Detroit. July 25 1967. The Motor City is roiling in a tempest of riots. What ignited the inferno is a police raid on an illegal after-hours drinking club in a black neighbourhood, better known as a “blind pig”. The black clientele is rounded up and arrested. A stone is thrown through a shop window. In this racially tense milieu, a community fights back. The National Guard is called in, leaving 43 people dead, more than 1 000 injured and 7 000 people under arrest.
Kathryn Bigelow’s film adaptation of Detroit revolves around what is known as the Algiers Motel incident, an appalling case of police brutality and murder in the midst of wider chaos in the summer of 1967.
The film’s title gave me reason to pause. How does one dramatise an entire city? It does make marketing sense, because 2017 is the 60th anniversary of the rebellion, and I can’t help but think this is exploitative and demeaning to the memory of what happened that summer.
The film opens with an animated depiction of the great migration, based on Jacob Lawrence’s artwork The Migration of the Negro (Series), and then goes into the police raid. The opening sequence provides a compelling brief on urban migration and touches on the themes that would later mutate into the riots of 1967.
For some reason, after the police raid, the audience is subjected to 40 gruelling minutes of a mind-numbing orgy of violence, in what can only be described as graphic, almost pornographic detail at the Algiers Motel and Manor House. The “bad cops” interrogate a group of people who sought refuge in the building about the possible presence of a sniper in their midst. After hours of torture, three young black men are killed.
There are narratives in Detroit where I feel that Bigelow is trying to pass off racist, murderous cops as a few bad apples instead of showing a system of inequality and racism in a rotten police department. Ahistorical depictions of the three people murdered by the cops as older than they actually were (teenagers), the existence of a starter gun (never found) and an implied notion that the three youngsters were somehow to blame for their own deaths (at the autopsies, no alcohol or narcotics were found in their blood).
Should you watch Detroit? No. Save your coins and read John Hersey’s book, The Algiers Motel Incident, instead.
Bigelow, of The Hurt Locker and Zero Dark Thirty fame, presents in just over two hours what can only be described as porn for those who enjoy watching black pain.
The events that occurred at the Algiers Motel are important and would have made for compelling viewing but, based on Bigelow’s earlier movies, she isn’t too interested in the legal and cultural aspects of historically important events but rather in torture and bloodshed.

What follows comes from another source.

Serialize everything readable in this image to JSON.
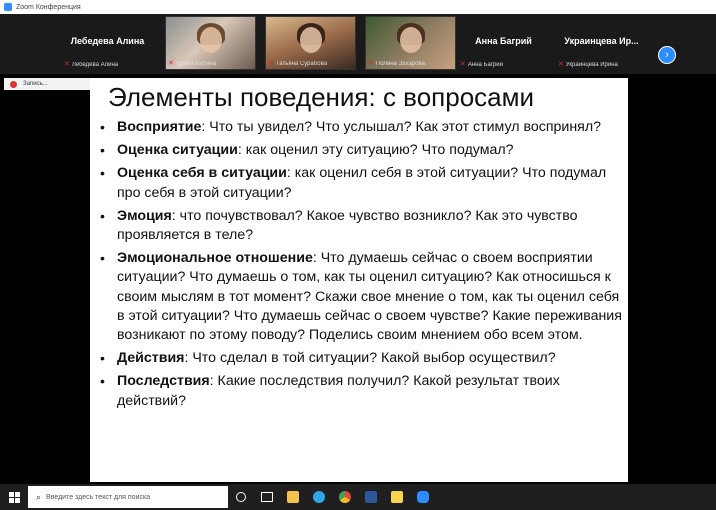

Detroit leaves a thick lump in your throat, an uncomfortable lingering sense of injustice and disgust at what you have just witnessed. And that may just be the film’s primary goal.
Kathryn Bigelow’s latest visceral offering has faced no shortage of criticism. A large chunk of the ire focuses on the film’s limited telling of the event that the title alludes to — the 1967 political unrest in the United States’s Motor City. Instead, the plot revolves around the Algiers Motel incident, in which three black men were killed by police during a raid.

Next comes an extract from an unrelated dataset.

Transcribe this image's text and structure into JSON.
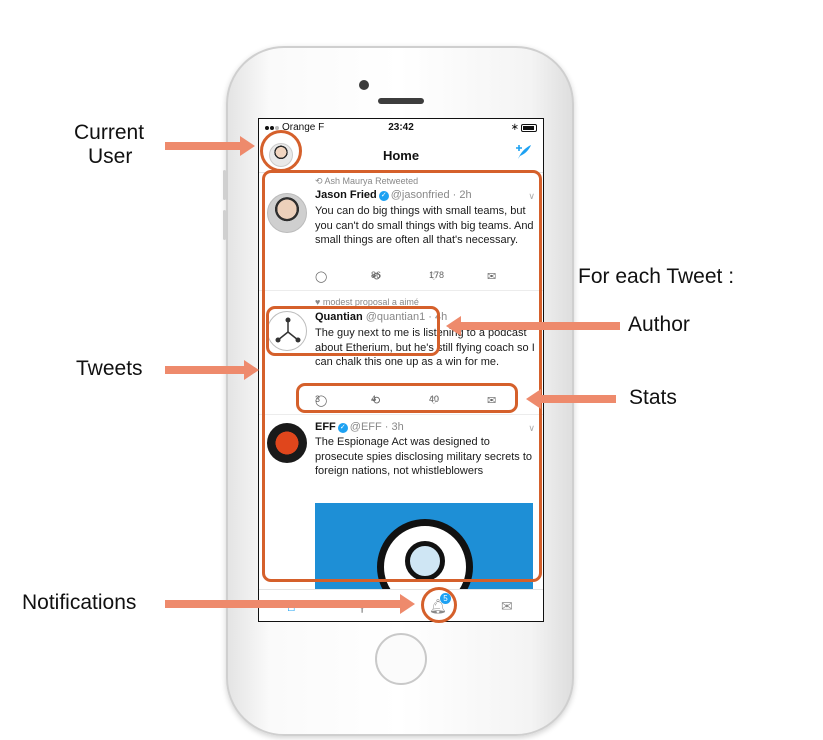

The pain and suffering at the Algiers is a telling of the dire consequences that arise when an already trigger-happy police force have their sensibilities insulted. They lose their shit when two white women are discovered sitting in one of the rooms with a black man. When he reveals he was an airforce pilot in Vietnam — shattering their perceptions of him as a lowlife pimp — the beatings only intensify.
The violence is orchestrated mainly by one cop — a scary performance by Will Poulter — who prods and encourages the others into more acts of depravity. What the film does well, though, is illustrate the crimes of inaction, pleading ignorance and looking the other way.
In the first act, Poulter shoots and kills a suspected looter in the back. An annoyed police chief recommends he be charged with murder but nonetheless sends him back on the beat with an indifferent “don’t do it again” warning, presumably unenthused by the admin of replacing an officer during trying times.
At the Algiers itself, the soldier mixed up in the mess appears conflicted, disturbed even, by the blatant torture unfolding in front of him. Ultimately, he does nothing to stop it, bar ensuring the white women are escorted to safety. When it’s clear the situation has escalated beyond repair, he solemnly excuses himself from the scene and declares “this was police business”.
Even the justice system is unsuccessful in policing its own kind and offer recourse for a night of tragedy.
Detroit no doubt has its flaws. But if its goal is to act as a microcosm for white complicity then it succeeds. Given that we live in an era in which we too easily change the channel when our realities become too gruesome to witness, this may be a timely admonition.
Of course, it has also rightly been pointed out that a story about black pain is not necessarily Bigelow’s to tell in the first place. Her film is not an attempt to understand black pain or comprehend the socioeconomic realities that sparked riots, violence and death. For better or worse, this is a film by white people, for white people. It’s a harrowing tale of how the ruthless machinations of whiteness operate to subjugate those deemed inferior.